### [Work instructions]
Copy each line below as it stands, but skip any picture it contains.

········

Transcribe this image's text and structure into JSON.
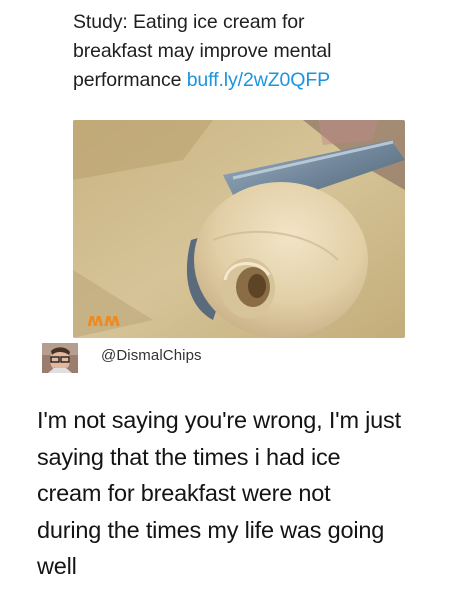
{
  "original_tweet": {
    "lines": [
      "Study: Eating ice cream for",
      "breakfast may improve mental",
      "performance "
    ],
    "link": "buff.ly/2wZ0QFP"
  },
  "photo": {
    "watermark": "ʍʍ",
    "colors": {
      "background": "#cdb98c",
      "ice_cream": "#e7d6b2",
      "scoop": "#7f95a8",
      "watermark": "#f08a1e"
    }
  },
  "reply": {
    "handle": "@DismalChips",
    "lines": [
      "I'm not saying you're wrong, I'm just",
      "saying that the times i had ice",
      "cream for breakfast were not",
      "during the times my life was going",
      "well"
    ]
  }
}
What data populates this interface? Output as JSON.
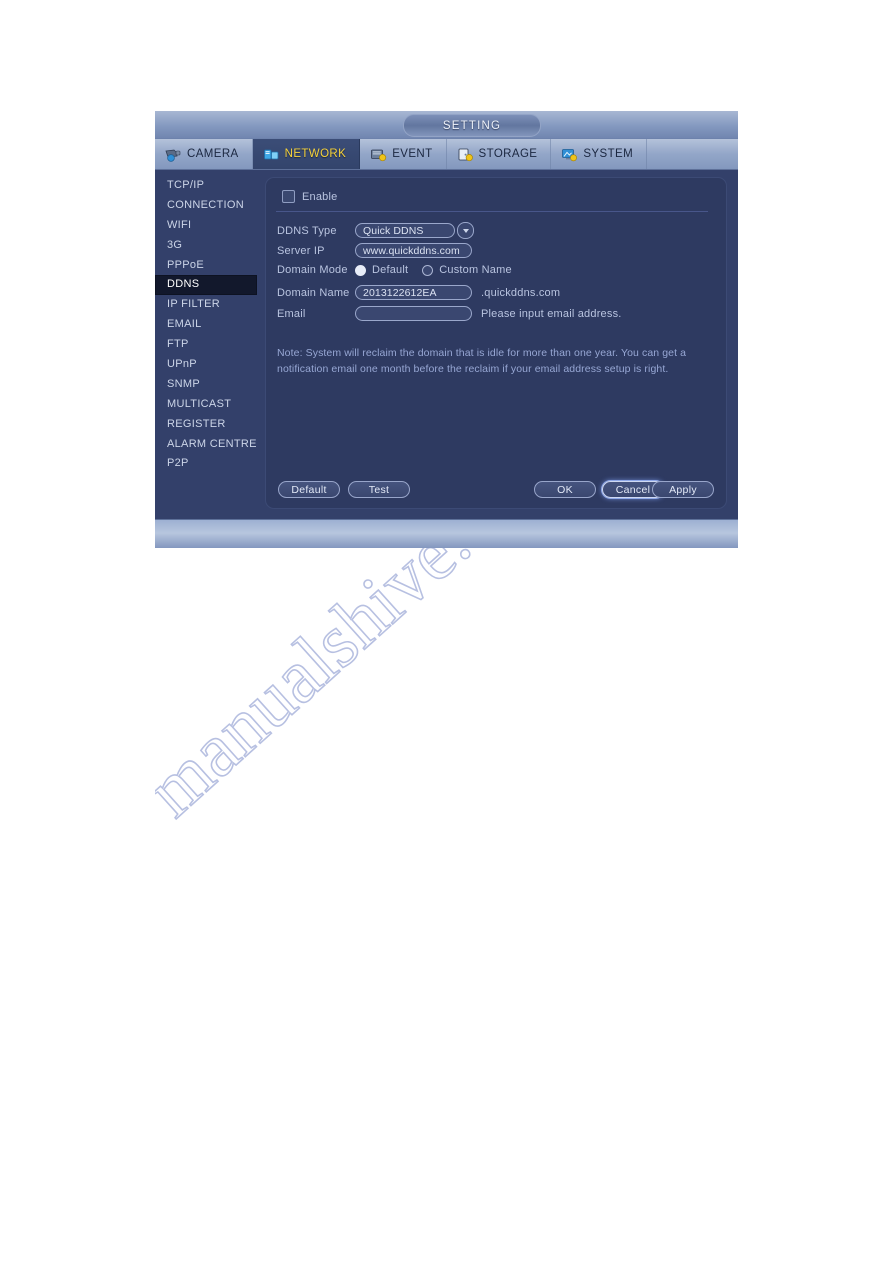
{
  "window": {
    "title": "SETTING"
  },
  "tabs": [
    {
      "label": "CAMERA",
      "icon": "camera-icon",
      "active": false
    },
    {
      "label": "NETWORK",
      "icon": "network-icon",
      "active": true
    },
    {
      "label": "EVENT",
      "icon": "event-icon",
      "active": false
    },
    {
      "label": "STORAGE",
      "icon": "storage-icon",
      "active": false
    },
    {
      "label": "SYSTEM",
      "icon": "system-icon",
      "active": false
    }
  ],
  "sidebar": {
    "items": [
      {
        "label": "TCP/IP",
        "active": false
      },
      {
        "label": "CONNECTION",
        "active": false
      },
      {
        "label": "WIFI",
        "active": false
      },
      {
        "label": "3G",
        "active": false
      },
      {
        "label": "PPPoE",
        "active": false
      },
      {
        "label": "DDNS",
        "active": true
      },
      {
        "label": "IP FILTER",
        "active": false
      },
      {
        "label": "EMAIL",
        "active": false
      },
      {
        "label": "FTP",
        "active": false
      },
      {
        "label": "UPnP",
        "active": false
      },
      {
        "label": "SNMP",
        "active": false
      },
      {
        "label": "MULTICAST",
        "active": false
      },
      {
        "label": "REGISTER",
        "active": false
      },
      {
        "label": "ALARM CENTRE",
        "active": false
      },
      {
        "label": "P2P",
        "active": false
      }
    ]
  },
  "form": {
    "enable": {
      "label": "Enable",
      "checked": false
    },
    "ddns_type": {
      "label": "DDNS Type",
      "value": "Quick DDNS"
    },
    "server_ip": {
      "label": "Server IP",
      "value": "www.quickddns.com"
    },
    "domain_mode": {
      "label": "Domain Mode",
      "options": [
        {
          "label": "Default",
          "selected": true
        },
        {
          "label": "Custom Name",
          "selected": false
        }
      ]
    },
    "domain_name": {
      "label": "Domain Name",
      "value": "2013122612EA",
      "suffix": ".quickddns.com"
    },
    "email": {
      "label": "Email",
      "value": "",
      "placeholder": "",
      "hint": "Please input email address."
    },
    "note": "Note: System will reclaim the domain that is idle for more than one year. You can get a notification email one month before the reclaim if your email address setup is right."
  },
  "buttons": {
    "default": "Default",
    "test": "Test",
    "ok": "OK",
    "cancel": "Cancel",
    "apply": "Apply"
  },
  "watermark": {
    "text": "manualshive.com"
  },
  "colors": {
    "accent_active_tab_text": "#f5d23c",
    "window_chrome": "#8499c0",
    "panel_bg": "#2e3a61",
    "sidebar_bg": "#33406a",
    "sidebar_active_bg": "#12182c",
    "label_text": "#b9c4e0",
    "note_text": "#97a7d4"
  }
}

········

### [Task solution]
Transcribe this image's text and structure into JSON.
{
  "original_tweet": {
    "lines": [
      "Study: Eating ice cream for",
      "breakfast may improve mental",
      "performance "
    ],
    "link": "buff.ly/2wZ0QFP"
  },
  "photo": {
    "watermark": "ʍʍ",
    "colors": {
      "background": "#cdb98c",
      "ice_cream": "#e7d6b2",
      "scoop": "#7f95a8",
      "watermark": "#f08a1e"
    }
  },
  "reply": {
    "handle": "@DismalChips",
    "lines": [
      "I'm not saying you're wrong, I'm just",
      "saying that the times i had ice",
      "cream for breakfast were not",
      "during the times my life was going",
      "well"
    ]
  }
}
What data populates this interface? Output as JSON.
{
  "window": {
    "title": "SETTING"
  },
  "tabs": [
    {
      "label": "CAMERA",
      "icon": "camera-icon",
      "active": false
    },
    {
      "label": "NETWORK",
      "icon": "network-icon",
      "active": true
    },
    {
      "label": "EVENT",
      "icon": "event-icon",
      "active": false
    },
    {
      "label": "STORAGE",
      "icon": "storage-icon",
      "active": false
    },
    {
      "label": "SYSTEM",
      "icon": "system-icon",
      "active": false
    }
  ],
  "sidebar": {
    "items": [
      {
        "label": "TCP/IP",
        "active": false
      },
      {
        "label": "CONNECTION",
        "active": false
      },
      {
        "label": "WIFI",
        "active": false
      },
      {
        "label": "3G",
        "active": false
      },
      {
        "label": "PPPoE",
        "active": false
      },
      {
        "label": "DDNS",
        "active": true
      },
      {
        "label": "IP FILTER",
        "active": false
      },
      {
        "label": "EMAIL",
        "active": false
      },
      {
        "label": "FTP",
        "active": false
      },
      {
        "label": "UPnP",
        "active": false
      },
      {
        "label": "SNMP",
        "active": false
      },
      {
        "label": "MULTICAST",
        "active": false
      },
      {
        "label": "REGISTER",
        "active": false
      },
      {
        "label": "ALARM CENTRE",
        "active": false
      },
      {
        "label": "P2P",
        "active": false
      }
    ]
  },
  "form": {
    "enable": {
      "label": "Enable",
      "checked": false
    },
    "ddns_type": {
      "label": "DDNS Type",
      "value": "Quick DDNS"
    },
    "server_ip": {
      "label": "Server IP",
      "value": "www.quickddns.com"
    },
    "domain_mode": {
      "label": "Domain Mode",
      "options": [
        {
          "label": "Default",
          "selected": true
        },
        {
          "label": "Custom Name",
          "selected": false
        }
      ]
    },
    "domain_name": {
      "label": "Domain Name",
      "value": "2013122612EA",
      "suffix": ".quickddns.com"
    },
    "email": {
      "label": "Email",
      "value": "",
      "placeholder": "",
      "hint": "Please input email address."
    },
    "note": "Note: System will reclaim the domain that is idle for more than one year. You can get a notification email one month before the reclaim if your email address setup is right."
  },
  "buttons": {
    "default": "Default",
    "test": "Test",
    "ok": "OK",
    "cancel": "Cancel",
    "apply": "Apply"
  },
  "watermark": {
    "text": "manualshive.com"
  },
  "colors": {
    "accent_active_tab_text": "#f5d23c",
    "window_chrome": "#8499c0",
    "panel_bg": "#2e3a61",
    "sidebar_bg": "#33406a",
    "sidebar_active_bg": "#12182c",
    "label_text": "#b9c4e0",
    "note_text": "#97a7d4"
  }
}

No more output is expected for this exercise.